A representative of the American Indian Health and Family Services speaks gives presentation entitled “Cultural Issues in Suicide Prevention” during the second annual Upper Peninsula Suicide Prevention Conference at the Ramada Inn in Marquette Friday. (Journal photo by Lisa Bowers)

MARQUETTE — Talk saves lives. That was one of the messages heard by dozens health professionals and concerned residents who participated in the second annual Upper Peninsula Suicide Prevention Conference on Friday at the Ramada Inn in Marquette.
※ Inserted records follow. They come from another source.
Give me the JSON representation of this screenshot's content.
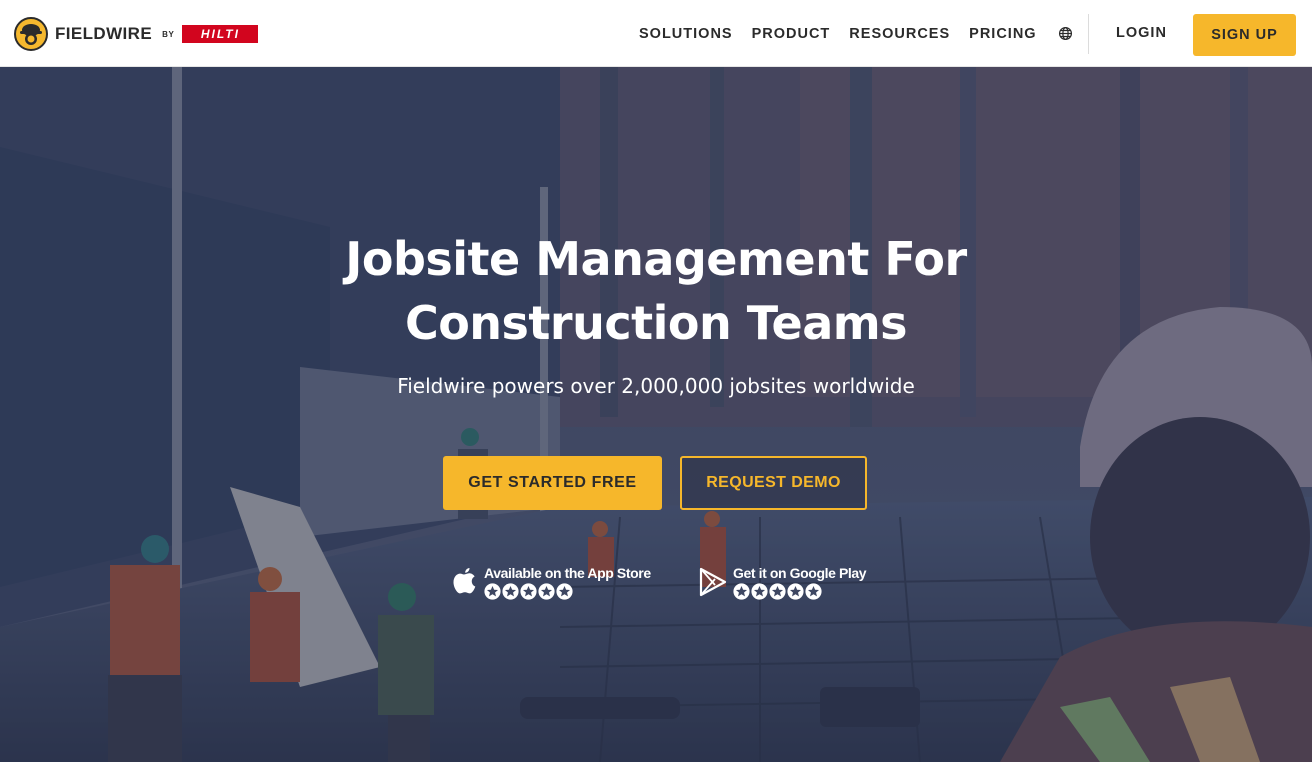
{
  "brand": {
    "name": "FIELDWIRE",
    "by": "BY",
    "partner": "HILTI",
    "accent": "#f6b72b",
    "partner_color": "#d2051e"
  },
  "nav": {
    "items": [
      {
        "label": "SOLUTIONS"
      },
      {
        "label": "PRODUCT"
      },
      {
        "label": "RESOURCES"
      },
      {
        "label": "PRICING"
      }
    ],
    "language_icon": "globe-icon",
    "login_label": "LOGIN",
    "signup_label": "SIGN UP"
  },
  "hero": {
    "title_line1": "Jobsite Management For",
    "title_line2": "Construction Teams",
    "subtitle": "Fieldwire powers over 2,000,000 jobsites worldwide",
    "primary_cta": "GET STARTED FREE",
    "secondary_cta": "REQUEST DEMO",
    "stores": [
      {
        "label": "Available on the App Store",
        "icon": "apple-icon",
        "rating": 5
      },
      {
        "label": "Get it on Google Play",
        "icon": "google-play-icon",
        "rating": 5
      }
    ]
  }
}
Participants heard several presentations including the Psychology of Suicide, Suicide Prevention Workgroups, Reducing Veteran Suicide, Cultural Issues in Suicide Prevention, Stopping Stigma, Postvention for Surviving Families and Ethical Decision Making within Suicide Prevention.

Conference organizer Megan Giacoletto said suicide prevention is especially important in rural communities where residents can feel cut off from the rest of the world.
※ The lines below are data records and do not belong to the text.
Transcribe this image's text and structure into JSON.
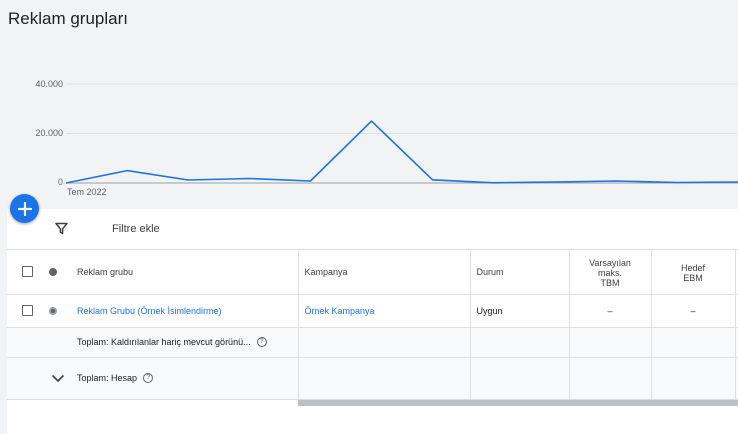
{
  "page": {
    "title": "Reklam grupları"
  },
  "chart_data": {
    "type": "line",
    "title": "",
    "xlabel": "",
    "ylabel": "",
    "y_ticks": [
      "40.000",
      "20.000",
      "0"
    ],
    "x_tick_labels": [
      "Tem 2022"
    ],
    "ylim": [
      0,
      40000
    ],
    "grid": true,
    "series": [
      {
        "color": "#1a73e8",
        "values": [
          0,
          5000,
          1200,
          1800,
          800,
          25000,
          1300,
          100,
          400,
          800,
          200,
          400
        ]
      }
    ]
  },
  "fab": {
    "icon": "add-icon"
  },
  "filter": {
    "label": "Filtre ekle",
    "icon": "filter-icon"
  },
  "table": {
    "headers": {
      "group": "Reklam grubu",
      "campaign": "Kampanya",
      "status": "Durum",
      "bid_l1": "Varsayılan",
      "bid_l2": "maks.",
      "bid_l3": "TBM",
      "ebm_l1": "Hedef",
      "ebm_l2": "EBM"
    },
    "rows": [
      {
        "group": "Reklam Grubu (Örnek İsimlendirme)",
        "campaign": "Örnek Kampanya",
        "status": "Uygun",
        "bid": "–",
        "ebm": "–"
      }
    ],
    "total_removed": "Toplam: Kaldırılanlar hariç mevcut görünü...",
    "total_account": "Toplam: Hesap",
    "help_glyph": "?"
  },
  "colors": {
    "accent": "#1a73e8",
    "line": "#1a73e8"
  }
}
“When we get together in groups like this, that are all open and talking about suicide, that really helps address that stigma at a community level,” Giacoletto said. “We are able to make it ok to talk about suicide, and make it OK for people to reach out for the help they need.”
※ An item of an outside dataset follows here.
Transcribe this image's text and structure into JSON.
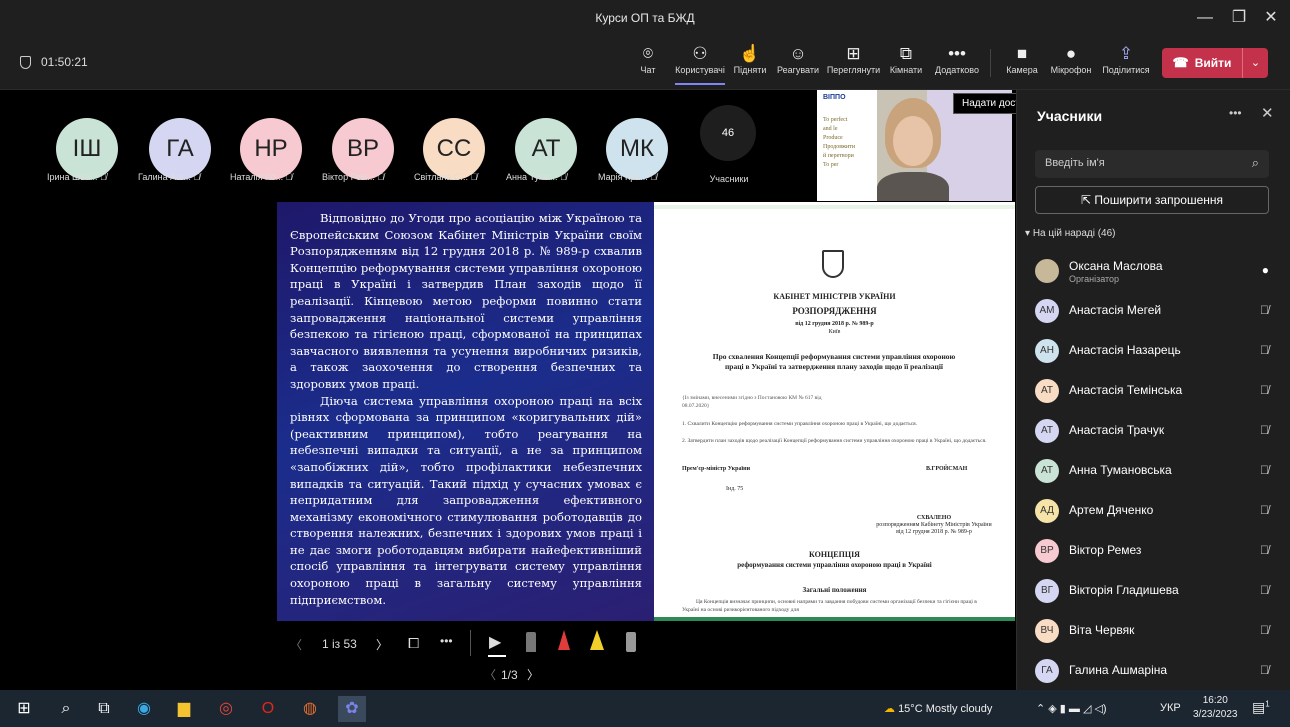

Giacoletto said one of the goals of this year’s conference was to find practical ways to implement prevention information — and help to dispel the stigma associated with suicide.

“Suicide is an issue that lives in some dark corner, where people aren’t willing to bring it out into the light,” Giacoletto said. “So that’s why we approached the American Indian Health and Family Services and the Escanaba Vet Center because those are really “boots on the ground” dealing with it – looking at what we are doing with suicide prevention with these special populations.”

Conference presenter and author Denise Haas said a variety of factors play into suicidal thoughts — a major one being depression.

Haas said in doing research for her book ‘just hold on — finding hope in the face of suicide’ she found a variety daily factors can contribute to depression.

“Food can have a lot to do with your state of mind, your heart, and how you feel in general,” Haas said. “If you are not getting enough sleep, you’re toast. If you are not getting enough water, you are dehydrated. Depression can be a symptom of dehydration.”

Haas said as someone who has struggled in the past with suicidal thoughts, it was important to be part of the conversation.

“I am just really grateful to be in this mix right now. I come from a different perspective,” Haas said. “People do want to talk, but we have to be willing to sit down and talk to them. With social media we are not talking anymore. We’ve got to sit down and pay attention to what is going on around us.”

If you or anyone you know is having suicidal thoughts, call the National Suicide Prevention Hotline at 1-800-273-8255, or Upper Peninsula residents can contact Dial Help at 906-482-4357 or 1-800-562-7622.

Lisa Bowers can be reached at 906-228-2500, ext. 242. Her email address is